Task description
Where a line of the following data contains the string "size", include it in the tally. Report the total alone.

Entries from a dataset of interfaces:

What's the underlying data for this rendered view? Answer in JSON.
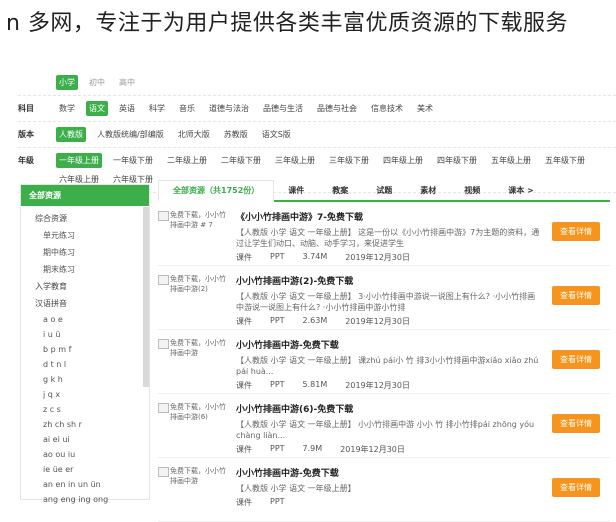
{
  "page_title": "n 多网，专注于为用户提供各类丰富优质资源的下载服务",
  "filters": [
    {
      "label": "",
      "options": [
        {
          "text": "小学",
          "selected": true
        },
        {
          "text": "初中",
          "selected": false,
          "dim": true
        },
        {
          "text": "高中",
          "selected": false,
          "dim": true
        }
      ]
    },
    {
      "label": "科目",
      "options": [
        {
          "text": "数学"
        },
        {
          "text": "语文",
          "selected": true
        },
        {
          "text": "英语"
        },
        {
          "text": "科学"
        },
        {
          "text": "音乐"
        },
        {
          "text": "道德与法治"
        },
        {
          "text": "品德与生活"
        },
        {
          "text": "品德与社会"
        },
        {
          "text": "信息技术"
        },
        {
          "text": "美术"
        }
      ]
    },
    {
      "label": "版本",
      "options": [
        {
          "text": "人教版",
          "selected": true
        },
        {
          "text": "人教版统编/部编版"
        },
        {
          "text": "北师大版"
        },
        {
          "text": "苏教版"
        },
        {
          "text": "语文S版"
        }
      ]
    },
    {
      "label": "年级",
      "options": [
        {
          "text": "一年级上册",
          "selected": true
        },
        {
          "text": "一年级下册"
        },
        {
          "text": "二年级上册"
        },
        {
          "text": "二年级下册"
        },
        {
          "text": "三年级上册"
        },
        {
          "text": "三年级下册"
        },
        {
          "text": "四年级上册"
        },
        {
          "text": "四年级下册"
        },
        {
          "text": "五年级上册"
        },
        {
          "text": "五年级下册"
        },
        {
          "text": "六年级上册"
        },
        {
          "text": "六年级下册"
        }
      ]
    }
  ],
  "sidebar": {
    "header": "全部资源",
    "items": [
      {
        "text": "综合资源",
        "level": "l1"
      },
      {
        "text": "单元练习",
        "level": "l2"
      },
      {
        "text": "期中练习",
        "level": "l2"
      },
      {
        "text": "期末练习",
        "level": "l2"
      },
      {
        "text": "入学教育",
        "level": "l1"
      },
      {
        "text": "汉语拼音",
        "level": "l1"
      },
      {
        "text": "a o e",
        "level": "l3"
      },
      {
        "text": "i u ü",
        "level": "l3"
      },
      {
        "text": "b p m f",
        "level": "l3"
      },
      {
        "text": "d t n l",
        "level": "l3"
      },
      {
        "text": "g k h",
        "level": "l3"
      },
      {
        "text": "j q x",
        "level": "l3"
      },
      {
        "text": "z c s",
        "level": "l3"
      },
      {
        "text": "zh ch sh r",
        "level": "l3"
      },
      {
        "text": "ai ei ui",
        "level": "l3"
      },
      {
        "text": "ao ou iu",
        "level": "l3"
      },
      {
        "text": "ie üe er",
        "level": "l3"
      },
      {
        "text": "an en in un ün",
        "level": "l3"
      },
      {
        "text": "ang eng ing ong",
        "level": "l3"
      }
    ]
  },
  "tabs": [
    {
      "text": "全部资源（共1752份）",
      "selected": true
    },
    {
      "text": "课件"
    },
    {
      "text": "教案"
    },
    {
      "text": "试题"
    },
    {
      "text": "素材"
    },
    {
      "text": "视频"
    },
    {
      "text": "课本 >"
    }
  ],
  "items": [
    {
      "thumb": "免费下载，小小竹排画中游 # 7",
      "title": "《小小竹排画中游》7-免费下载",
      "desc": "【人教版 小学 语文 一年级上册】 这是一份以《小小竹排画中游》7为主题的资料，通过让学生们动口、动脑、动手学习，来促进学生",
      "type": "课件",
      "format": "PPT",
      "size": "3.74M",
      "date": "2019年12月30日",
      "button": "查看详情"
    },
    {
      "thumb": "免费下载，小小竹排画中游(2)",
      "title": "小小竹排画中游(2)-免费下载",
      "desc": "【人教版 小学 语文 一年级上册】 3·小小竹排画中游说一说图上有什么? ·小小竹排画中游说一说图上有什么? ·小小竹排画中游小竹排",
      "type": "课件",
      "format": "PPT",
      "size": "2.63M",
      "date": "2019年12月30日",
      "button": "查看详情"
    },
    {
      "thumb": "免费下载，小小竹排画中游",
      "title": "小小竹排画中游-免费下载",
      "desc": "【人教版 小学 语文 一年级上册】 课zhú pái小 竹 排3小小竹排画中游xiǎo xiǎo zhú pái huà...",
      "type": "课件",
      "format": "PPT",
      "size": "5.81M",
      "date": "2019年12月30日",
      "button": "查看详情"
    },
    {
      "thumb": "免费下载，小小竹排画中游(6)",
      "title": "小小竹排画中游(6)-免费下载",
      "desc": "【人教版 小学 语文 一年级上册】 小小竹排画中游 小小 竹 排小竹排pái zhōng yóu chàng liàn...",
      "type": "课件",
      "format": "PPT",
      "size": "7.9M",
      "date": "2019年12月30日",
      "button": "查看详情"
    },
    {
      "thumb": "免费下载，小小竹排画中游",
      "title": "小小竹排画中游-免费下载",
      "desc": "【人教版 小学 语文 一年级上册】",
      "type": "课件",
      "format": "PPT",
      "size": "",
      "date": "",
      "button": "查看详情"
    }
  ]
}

The answer
5